Many times this works, but many times it does not. Vinegar is made the same way, but with a different yeast and beer is made with yet another yeast. To make wine reliably every time, you do need to be careful. Lilac Wine Strained There is a lot of equipment out there that you can use to make wine, but it is not all necessary.

Our great-grandfathers made wine all the time and it lasted for hundreds of years, unopened and stored in their cellars. These things do have a place, especially if you are unsure of yourself or not familiar with growing live yeast, fungus or bacteria in food on purpose in the kitchen, but they are not necessary.Biochemistry of Natural Wine Making Words | 10 Pages.

Wine is of great importance in our society today, and has been so for thousands of years. Grapes have been cultivated for wine production in the Near East since BC, and in Egypt since BC. They were spread from the Black Sea to Spain by the Greek Empire,into Germany by .

A natural wine is fermented only with the wild yeasts native to its terroir. Yeast strains vary widely from place to place and contribute significantly to the odour of the finished wine.

The yeasts indigenous to a particular area are an . The wine-making process can be divided into four distinct steps: harvesting and crushing grapes; fermenting must; ageing the wine; and packaging.

Harvesting and crushing grapes 1 Vineyardists inspect sample clusters of wine grapes with a refractometer to determine if the grapes are ready to be picked. Biochemistry of Natural Wine Making Essay Wine is of great importance in our society today, and has been so for thousands of years.

Grapes have been cultivated for wine production in the Near East since BC, and in Egypt since BC. Biochemistry of Natural Wine Making Essay.

Wine is of great importance in our society today, and has been so for thousands of years - Biochemistry of Natural Wine Making Essay introduction. Grapes have been cultivated for wine production in the Near East since BC, and in Egypt since BC.

© SPEX CertiPrep, Inc. Ralph Obenauf Making wine and making merry attheheels.com some chemistry thrown in.
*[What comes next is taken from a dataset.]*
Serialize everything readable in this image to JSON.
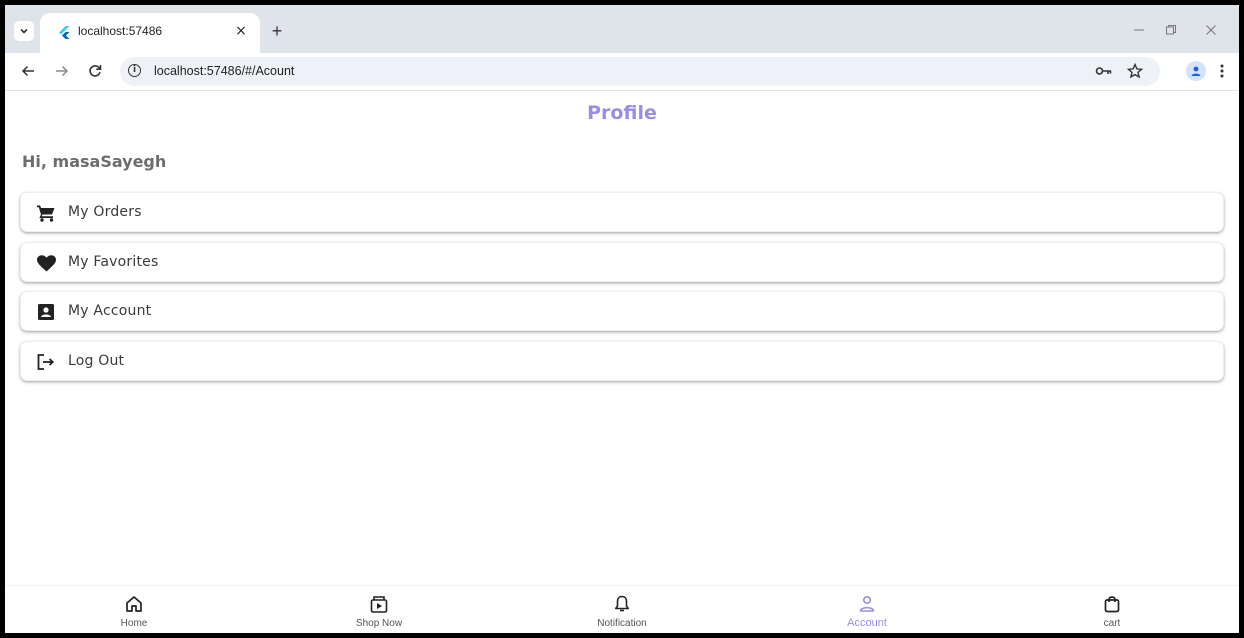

Biochemistry of natural wine making

As Ben Franklin said: In wine there is wisdom.

The Chemistry and Science of Wines & Wine Making